This isn’t an issue if you are using a single instance as the keys will be stored in memory.

If you haven’t yet used the AWS SDK, I highly recommend first checking out my quick start on configuring AWS SDK in ASP.NET Core.

AWS Systems Manager Parameter Store

One option is to use Parameter store to store the data protection keys. Thankfully AWS has released a nice little package to make this really simple.

First, add the Amazon.AspNetCore.DataProtection.SSM package to your csproj.

Now you can use the PersistKeysToAWSSystemsManager method passing the prefix as the parameter.

That’s it! That simple. Now when you run your application, you will see that a new parameter has been created with the prefix you specified followed by key-{GUID}.

ASP.NET Core Data Protection
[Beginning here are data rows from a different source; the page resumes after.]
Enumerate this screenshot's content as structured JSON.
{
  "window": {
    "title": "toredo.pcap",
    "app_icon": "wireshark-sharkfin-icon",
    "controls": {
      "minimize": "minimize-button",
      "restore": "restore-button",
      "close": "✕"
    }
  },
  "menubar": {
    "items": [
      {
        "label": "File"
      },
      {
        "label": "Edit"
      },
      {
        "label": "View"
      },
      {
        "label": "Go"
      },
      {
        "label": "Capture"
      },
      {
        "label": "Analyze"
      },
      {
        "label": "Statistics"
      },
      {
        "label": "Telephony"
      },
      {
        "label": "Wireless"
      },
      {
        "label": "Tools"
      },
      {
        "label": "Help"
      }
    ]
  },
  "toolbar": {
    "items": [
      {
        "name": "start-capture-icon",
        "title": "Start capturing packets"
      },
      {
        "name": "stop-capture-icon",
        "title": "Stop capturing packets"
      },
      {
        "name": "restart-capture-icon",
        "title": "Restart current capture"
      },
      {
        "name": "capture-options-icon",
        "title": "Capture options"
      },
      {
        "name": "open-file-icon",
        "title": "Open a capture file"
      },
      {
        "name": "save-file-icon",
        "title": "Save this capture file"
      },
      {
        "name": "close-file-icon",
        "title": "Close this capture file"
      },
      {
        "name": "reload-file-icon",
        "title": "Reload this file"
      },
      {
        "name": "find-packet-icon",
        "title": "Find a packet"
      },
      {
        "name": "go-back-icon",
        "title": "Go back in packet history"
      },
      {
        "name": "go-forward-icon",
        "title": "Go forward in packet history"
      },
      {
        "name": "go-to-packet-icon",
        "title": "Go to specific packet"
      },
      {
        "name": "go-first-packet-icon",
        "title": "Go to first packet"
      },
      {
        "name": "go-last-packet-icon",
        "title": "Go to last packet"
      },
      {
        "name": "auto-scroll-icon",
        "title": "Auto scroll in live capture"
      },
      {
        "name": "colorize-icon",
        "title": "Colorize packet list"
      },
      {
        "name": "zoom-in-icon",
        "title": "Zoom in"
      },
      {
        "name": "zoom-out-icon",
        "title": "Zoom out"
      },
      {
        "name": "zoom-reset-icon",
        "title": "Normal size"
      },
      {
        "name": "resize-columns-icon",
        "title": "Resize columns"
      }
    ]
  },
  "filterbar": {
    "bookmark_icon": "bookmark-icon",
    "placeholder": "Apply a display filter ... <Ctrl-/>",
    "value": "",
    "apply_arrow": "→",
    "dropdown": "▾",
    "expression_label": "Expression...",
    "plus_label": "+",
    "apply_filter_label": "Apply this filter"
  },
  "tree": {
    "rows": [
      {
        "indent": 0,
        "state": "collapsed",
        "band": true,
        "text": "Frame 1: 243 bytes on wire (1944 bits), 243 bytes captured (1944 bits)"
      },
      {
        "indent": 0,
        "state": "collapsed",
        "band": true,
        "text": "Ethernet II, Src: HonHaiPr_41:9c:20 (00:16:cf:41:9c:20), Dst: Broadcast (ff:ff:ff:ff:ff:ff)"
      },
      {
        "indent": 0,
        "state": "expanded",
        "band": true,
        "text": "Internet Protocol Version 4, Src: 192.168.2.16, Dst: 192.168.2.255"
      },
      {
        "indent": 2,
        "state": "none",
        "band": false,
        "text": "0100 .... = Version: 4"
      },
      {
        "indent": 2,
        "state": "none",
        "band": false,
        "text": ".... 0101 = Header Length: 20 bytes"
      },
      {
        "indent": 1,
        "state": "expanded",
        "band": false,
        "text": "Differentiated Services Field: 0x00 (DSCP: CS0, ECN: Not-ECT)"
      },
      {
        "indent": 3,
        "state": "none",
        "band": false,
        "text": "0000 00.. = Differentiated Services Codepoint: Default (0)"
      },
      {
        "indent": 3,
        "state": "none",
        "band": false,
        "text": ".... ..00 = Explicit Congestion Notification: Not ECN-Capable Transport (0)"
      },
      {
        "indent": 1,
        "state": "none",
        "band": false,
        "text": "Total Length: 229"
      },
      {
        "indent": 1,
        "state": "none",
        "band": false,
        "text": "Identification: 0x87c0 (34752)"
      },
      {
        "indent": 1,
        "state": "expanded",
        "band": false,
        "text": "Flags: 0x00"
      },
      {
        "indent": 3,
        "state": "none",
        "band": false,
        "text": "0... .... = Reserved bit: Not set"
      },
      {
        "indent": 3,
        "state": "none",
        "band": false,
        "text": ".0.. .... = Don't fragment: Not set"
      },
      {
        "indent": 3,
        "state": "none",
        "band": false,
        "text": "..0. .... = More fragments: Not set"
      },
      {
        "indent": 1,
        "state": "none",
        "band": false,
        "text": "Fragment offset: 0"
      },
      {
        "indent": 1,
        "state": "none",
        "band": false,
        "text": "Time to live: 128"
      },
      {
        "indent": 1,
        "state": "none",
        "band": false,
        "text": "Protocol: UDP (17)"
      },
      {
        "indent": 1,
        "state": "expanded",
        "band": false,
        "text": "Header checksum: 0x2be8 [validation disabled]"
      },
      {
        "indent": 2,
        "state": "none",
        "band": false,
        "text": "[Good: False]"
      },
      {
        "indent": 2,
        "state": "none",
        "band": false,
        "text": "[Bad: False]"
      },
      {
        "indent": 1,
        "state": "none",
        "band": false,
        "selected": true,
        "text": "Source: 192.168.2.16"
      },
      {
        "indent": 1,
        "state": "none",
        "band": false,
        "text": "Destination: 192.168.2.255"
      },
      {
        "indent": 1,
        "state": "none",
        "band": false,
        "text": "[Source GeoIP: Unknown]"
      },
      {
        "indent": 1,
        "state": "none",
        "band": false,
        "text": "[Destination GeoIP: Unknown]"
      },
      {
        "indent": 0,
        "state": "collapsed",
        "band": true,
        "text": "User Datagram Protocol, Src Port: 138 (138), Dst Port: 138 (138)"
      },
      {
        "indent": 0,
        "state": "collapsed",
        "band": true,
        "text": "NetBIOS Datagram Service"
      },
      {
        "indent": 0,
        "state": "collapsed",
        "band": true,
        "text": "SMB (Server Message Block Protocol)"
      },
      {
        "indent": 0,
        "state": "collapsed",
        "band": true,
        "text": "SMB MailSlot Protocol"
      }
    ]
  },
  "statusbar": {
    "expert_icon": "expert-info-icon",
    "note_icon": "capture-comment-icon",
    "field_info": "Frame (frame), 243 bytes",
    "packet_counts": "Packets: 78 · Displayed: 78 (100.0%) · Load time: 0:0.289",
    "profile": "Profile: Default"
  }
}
If you want to persist data protection keys to somewhere like S3, check out this other post.

If you have any questions or comments, please let me know on twitter as I will focus my posts on those questions and comments.

Related Links:

Follow @CodeOpinion on Twitter

Enjoy this post? Subscribe!

Subscribe to our weekly Newsletter and stay tuned.

Roundup #35: Startup Hooks, HttpMaster, 7+M req/sec, Pre-Building Services, DockerComposeFixture

Here are the things that caught my eye this week in .NET.  I’d love to hear what you found most interesting this week.  Let me know in the comments or on Twitter.

Follow @CodeOpinion on Twitter

[C#] Have some fun with .net core startup hooks

One feature of .net core 2.2 that didn’t catch my mind immediately is the startup hooks. Put simply, this is a way to register globally a method in an assembly that will be executed whenever a .net core application is started. This unlocks a whole range of scenarios, from injecting a profiler to tweaking a static context in a given environment.

Link: https://medium.com/@kevingosse/c-have-some-fun-with-net-core-startup-hooks-498b9ad001e1

HttpMaster 4.3

Link: https://www.httpmaster.net/download

ASP.NET Core: Saturating 10GbE at 7+ million request/s

Looking at the latest run from the TechEmpower Benchmarks continuous results ASP.NET 2.2 is the 3rd fastest webserver (0.046% off the top spot); able to respond to 7 Million HTTP request per second

Link: https://www.ageofascent.com/2019/02/04/asp-net-core-saturating-10gbe-at-7-million-requests-per-second/

Reducing initial request latency by pre-building services in a startup task in ASP.NET Core

This post follows on somewhat from my recent posts on running async startup tasks in ASP.NET Core. Rather than discuss a general approach to running startup tasks, this post discusses an example of a startup task that was suggested by Ruben Bartelink. It describes an interesting way to try to reduce the latencies seen by apps when they’ve just started, by pre-building all the singletons registered with the DI container.

Link: https://andrewlock.net/reducing-latency-by-pre-building-singletons-in-asp-net-core/

DockerComposeFixture

I happen to catch this twitter thread and noticed Khalid posted a link to this GitHub repo.

A XUnit fixture that allows you to spin up docker compose files and then run tests against them.

Link: https://github.com/devjoes/DockerComposeFixture

Follow @CodeOpinion on Twitter

Enjoy this post? Subscribe!

Subscribe to our weekly Newsletter and stay tuned.